[Available data — start]

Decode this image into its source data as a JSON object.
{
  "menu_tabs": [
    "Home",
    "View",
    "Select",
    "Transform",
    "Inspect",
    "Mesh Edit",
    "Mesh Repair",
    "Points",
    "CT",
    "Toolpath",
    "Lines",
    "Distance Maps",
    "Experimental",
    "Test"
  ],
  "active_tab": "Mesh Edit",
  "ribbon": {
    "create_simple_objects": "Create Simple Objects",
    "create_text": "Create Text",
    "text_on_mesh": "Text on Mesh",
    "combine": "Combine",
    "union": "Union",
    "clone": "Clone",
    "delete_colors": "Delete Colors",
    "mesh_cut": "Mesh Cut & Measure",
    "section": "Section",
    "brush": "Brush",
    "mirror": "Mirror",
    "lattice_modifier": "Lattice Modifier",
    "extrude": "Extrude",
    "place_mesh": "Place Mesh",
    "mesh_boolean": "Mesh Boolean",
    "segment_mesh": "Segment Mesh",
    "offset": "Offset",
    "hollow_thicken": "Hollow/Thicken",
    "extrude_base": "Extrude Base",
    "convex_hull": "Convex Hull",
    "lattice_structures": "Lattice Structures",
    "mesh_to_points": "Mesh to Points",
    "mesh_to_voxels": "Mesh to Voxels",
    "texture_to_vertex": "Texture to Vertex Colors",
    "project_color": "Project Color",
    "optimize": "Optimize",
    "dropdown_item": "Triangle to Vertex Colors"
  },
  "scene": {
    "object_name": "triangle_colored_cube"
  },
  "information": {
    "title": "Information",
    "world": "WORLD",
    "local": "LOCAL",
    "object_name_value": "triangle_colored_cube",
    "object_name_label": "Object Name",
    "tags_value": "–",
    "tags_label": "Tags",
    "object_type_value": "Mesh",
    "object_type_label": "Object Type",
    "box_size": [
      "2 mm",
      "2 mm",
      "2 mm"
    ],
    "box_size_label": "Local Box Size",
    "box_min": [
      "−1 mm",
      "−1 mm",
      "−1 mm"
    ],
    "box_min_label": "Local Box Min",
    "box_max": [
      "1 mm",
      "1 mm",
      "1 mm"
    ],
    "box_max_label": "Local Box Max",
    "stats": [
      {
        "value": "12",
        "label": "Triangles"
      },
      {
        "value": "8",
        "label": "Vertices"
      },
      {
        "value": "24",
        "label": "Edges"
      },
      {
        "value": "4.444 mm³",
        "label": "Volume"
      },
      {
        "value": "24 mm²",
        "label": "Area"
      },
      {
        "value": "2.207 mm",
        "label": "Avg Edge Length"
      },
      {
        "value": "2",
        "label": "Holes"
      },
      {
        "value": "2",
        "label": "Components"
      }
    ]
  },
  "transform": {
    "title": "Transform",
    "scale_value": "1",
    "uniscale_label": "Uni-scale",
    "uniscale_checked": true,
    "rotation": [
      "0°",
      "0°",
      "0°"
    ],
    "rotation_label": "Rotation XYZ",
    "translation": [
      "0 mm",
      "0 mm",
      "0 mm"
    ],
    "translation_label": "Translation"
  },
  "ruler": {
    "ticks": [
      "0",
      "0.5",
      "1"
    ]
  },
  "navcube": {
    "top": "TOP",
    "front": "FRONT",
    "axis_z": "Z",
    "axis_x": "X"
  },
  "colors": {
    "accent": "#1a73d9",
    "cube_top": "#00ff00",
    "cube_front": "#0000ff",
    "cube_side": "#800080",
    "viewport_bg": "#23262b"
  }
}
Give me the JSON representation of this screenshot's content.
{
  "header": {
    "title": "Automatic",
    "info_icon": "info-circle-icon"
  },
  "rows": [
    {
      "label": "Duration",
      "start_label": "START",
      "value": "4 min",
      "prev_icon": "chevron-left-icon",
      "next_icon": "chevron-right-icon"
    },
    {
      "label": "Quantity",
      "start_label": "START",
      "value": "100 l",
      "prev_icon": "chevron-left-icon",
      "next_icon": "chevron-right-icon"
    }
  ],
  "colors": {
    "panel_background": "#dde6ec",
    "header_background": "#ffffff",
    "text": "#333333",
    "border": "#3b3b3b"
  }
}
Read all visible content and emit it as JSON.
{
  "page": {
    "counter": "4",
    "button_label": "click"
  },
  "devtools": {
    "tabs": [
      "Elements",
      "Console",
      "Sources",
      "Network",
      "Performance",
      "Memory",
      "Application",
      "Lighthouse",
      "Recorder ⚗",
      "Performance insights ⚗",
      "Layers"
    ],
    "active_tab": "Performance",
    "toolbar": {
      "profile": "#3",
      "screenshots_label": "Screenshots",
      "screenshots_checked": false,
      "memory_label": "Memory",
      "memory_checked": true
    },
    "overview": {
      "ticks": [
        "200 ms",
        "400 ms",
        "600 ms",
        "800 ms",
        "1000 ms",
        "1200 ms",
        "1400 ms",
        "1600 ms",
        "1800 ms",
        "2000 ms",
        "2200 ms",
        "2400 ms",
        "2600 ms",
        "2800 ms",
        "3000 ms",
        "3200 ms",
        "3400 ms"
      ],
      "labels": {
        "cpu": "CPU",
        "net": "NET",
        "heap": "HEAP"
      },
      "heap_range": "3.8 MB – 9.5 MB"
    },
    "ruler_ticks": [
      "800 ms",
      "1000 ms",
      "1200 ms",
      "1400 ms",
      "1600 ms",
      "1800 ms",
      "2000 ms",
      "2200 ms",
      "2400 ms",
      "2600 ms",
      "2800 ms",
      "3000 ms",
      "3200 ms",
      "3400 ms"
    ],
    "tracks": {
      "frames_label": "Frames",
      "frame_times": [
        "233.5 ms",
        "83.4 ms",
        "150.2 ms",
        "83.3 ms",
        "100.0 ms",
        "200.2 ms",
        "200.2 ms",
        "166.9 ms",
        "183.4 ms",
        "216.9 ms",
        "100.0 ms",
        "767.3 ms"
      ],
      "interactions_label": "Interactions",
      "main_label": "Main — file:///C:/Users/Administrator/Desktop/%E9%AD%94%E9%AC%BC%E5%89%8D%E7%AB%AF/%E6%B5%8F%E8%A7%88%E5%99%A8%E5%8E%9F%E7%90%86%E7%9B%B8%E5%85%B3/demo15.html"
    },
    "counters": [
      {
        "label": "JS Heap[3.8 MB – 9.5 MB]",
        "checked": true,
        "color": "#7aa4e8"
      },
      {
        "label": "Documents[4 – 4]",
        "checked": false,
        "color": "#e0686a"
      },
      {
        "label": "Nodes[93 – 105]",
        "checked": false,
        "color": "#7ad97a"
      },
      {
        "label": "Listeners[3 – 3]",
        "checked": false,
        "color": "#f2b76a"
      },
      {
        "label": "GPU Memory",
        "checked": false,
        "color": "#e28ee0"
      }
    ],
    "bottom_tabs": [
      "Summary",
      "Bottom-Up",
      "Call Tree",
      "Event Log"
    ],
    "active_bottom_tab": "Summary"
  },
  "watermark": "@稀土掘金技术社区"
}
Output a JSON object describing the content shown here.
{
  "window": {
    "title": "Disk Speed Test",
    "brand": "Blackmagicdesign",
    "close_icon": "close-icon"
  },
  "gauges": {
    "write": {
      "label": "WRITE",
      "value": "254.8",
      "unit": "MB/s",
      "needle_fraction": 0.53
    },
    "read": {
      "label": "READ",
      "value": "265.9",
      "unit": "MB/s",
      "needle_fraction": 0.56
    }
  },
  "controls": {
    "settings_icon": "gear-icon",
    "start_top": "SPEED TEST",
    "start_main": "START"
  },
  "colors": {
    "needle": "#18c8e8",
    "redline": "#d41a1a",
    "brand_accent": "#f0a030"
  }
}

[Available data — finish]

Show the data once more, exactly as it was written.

# Result of the exercise:
Decode this image into its source data as a JSON object.
{
  "menu_tabs": [
    "Home",
    "View",
    "Select",
    "Transform",
    "Inspect",
    "Mesh Edit",
    "Mesh Repair",
    "Points",
    "CT",
    "Toolpath",
    "Lines",
    "Distance Maps",
    "Experimental",
    "Test"
  ],
  "active_tab": "Mesh Edit",
  "ribbon": {
    "create_simple_objects": "Create Simple Objects",
    "create_text": "Create Text",
    "text_on_mesh": "Text on Mesh",
    "combine": "Combine",
    "union": "Union",
    "clone": "Clone",
    "delete_colors": "Delete Colors",
    "mesh_cut": "Mesh Cut & Measure",
    "section": "Section",
    "brush": "Brush",
    "mirror": "Mirror",
    "lattice_modifier": "Lattice Modifier",
    "extrude": "Extrude",
    "place_mesh": "Place Mesh",
    "mesh_boolean": "Mesh Boolean",
    "segment_mesh": "Segment Mesh",
    "offset": "Offset",
    "hollow_thicken": "Hollow/Thicken",
    "extrude_base": "Extrude Base",
    "convex_hull": "Convex Hull",
    "lattice_structures": "Lattice Structures",
    "mesh_to_points": "Mesh to Points",
    "mesh_to_voxels": "Mesh to Voxels",
    "texture_to_vertex": "Texture to Vertex Colors",
    "project_color": "Project Color",
    "optimize": "Optimize",
    "dropdown_item": "Triangle to Vertex Colors"
  },
  "scene": {
    "object_name": "triangle_colored_cube"
  },
  "information": {
    "title": "Information",
    "world": "WORLD",
    "local": "LOCAL",
    "object_name_value": "triangle_colored_cube",
    "object_name_label": "Object Name",
    "tags_value": "–",
    "tags_label": "Tags",
    "object_type_value": "Mesh",
    "object_type_label": "Object Type",
    "box_size": [
      "2 mm",
      "2 mm",
      "2 mm"
    ],
    "box_size_label": "Local Box Size",
    "box_min": [
      "−1 mm",
      "−1 mm",
      "−1 mm"
    ],
    "box_min_label": "Local Box Min",
    "box_max": [
      "1 mm",
      "1 mm",
      "1 mm"
    ],
    "box_max_label": "Local Box Max",
    "stats": [
      {
        "value": "12",
        "label": "Triangles"
      },
      {
        "value": "8",
        "label": "Vertices"
      },
      {
        "value": "24",
        "label": "Edges"
      },
      {
        "value": "4.444 mm³",
        "label": "Volume"
      },
      {
        "value": "24 mm²",
        "label": "Area"
      },
      {
        "value": "2.207 mm",
        "label": "Avg Edge Length"
      },
      {
        "value": "2",
        "label": "Holes"
      },
      {
        "value": "2",
        "label": "Components"
      }
    ]
  },
  "transform": {
    "title": "Transform",
    "scale_value": "1",
    "uniscale_label": "Uni-scale",
    "uniscale_checked": true,
    "rotation": [
      "0°",
      "0°",
      "0°"
    ],
    "rotation_label": "Rotation XYZ",
    "translation": [
      "0 mm",
      "0 mm",
      "0 mm"
    ],
    "translation_label": "Translation"
  },
  "ruler": {
    "ticks": [
      "0",
      "0.5",
      "1"
    ]
  },
  "navcube": {
    "top": "TOP",
    "front": "FRONT",
    "axis_z": "Z",
    "axis_x": "X"
  },
  "colors": {
    "accent": "#1a73d9",
    "cube_top": "#00ff00",
    "cube_front": "#0000ff",
    "cube_side": "#800080",
    "viewport_bg": "#23262b"
  }
}
Give me the JSON representation of this screenshot's content.
{
  "header": {
    "title": "Automatic",
    "info_icon": "info-circle-icon"
  },
  "rows": [
    {
      "label": "Duration",
      "start_label": "START",
      "value": "4 min",
      "prev_icon": "chevron-left-icon",
      "next_icon": "chevron-right-icon"
    },
    {
      "label": "Quantity",
      "start_label": "START",
      "value": "100 l",
      "prev_icon": "chevron-left-icon",
      "next_icon": "chevron-right-icon"
    }
  ],
  "colors": {
    "panel_background": "#dde6ec",
    "header_background": "#ffffff",
    "text": "#333333",
    "border": "#3b3b3b"
  }
}
Read all visible content and emit it as JSON.
{
  "page": {
    "counter": "4",
    "button_label": "click"
  },
  "devtools": {
    "tabs": [
      "Elements",
      "Console",
      "Sources",
      "Network",
      "Performance",
      "Memory",
      "Application",
      "Lighthouse",
      "Recorder ⚗",
      "Performance insights ⚗",
      "Layers"
    ],
    "active_tab": "Performance",
    "toolbar": {
      "profile": "#3",
      "screenshots_label": "Screenshots",
      "screenshots_checked": false,
      "memory_label": "Memory",
      "memory_checked": true
    },
    "overview": {
      "ticks": [
        "200 ms",
        "400 ms",
        "600 ms",
        "800 ms",
        "1000 ms",
        "1200 ms",
        "1400 ms",
        "1600 ms",
        "1800 ms",
        "2000 ms",
        "2200 ms",
        "2400 ms",
        "2600 ms",
        "2800 ms",
        "3000 ms",
        "3200 ms",
        "3400 ms"
      ],
      "labels": {
        "cpu": "CPU",
        "net": "NET",
        "heap": "HEAP"
      },
      "heap_range": "3.8 MB – 9.5 MB"
    },
    "ruler_ticks": [
      "800 ms",
      "1000 ms",
      "1200 ms",
      "1400 ms",
      "1600 ms",
      "1800 ms",
      "2000 ms",
      "2200 ms",
      "2400 ms",
      "2600 ms",
      "2800 ms",
      "3000 ms",
      "3200 ms",
      "3400 ms"
    ],
    "tracks": {
      "frames_label": "Frames",
      "frame_times": [
        "233.5 ms",
        "83.4 ms",
        "150.2 ms",
        "83.3 ms",
        "100.0 ms",
        "200.2 ms",
        "200.2 ms",
        "166.9 ms",
        "183.4 ms",
        "216.9 ms",
        "100.0 ms",
        "767.3 ms"
      ],
      "interactions_label": "Interactions",
      "main_label": "Main — file:///C:/Users/Administrator/Desktop/%E9%AD%94%E9%AC%BC%E5%89%8D%E7%AB%AF/%E6%B5%8F%E8%A7%88%E5%99%A8%E5%8E%9F%E7%90%86%E7%9B%B8%E5%85%B3/demo15.html"
    },
    "counters": [
      {
        "label": "JS Heap[3.8 MB – 9.5 MB]",
        "checked": true,
        "color": "#7aa4e8"
      },
      {
        "label": "Documents[4 – 4]",
        "checked": false,
        "color": "#e0686a"
      },
      {
        "label": "Nodes[93 – 105]",
        "checked": false,
        "color": "#7ad97a"
      },
      {
        "label": "Listeners[3 – 3]",
        "checked": false,
        "color": "#f2b76a"
      },
      {
        "label": "GPU Memory",
        "checked": false,
        "color": "#e28ee0"
      }
    ],
    "bottom_tabs": [
      "Summary",
      "Bottom-Up",
      "Call Tree",
      "Event Log"
    ],
    "active_bottom_tab": "Summary"
  },
  "watermark": "@稀土掘金技术社区"
}
Output a JSON object describing the content shown here.
{
  "window": {
    "title": "Disk Speed Test",
    "brand": "Blackmagicdesign",
    "close_icon": "close-icon"
  },
  "gauges": {
    "write": {
      "label": "WRITE",
      "value": "254.8",
      "unit": "MB/s",
      "needle_fraction": 0.53
    },
    "read": {
      "label": "READ",
      "value": "265.9",
      "unit": "MB/s",
      "needle_fraction": 0.56
    }
  },
  "controls": {
    "settings_icon": "gear-icon",
    "start_top": "SPEED TEST",
    "start_main": "START"
  },
  "colors": {
    "needle": "#18c8e8",
    "redline": "#d41a1a",
    "brand_accent": "#f0a030"
  }
}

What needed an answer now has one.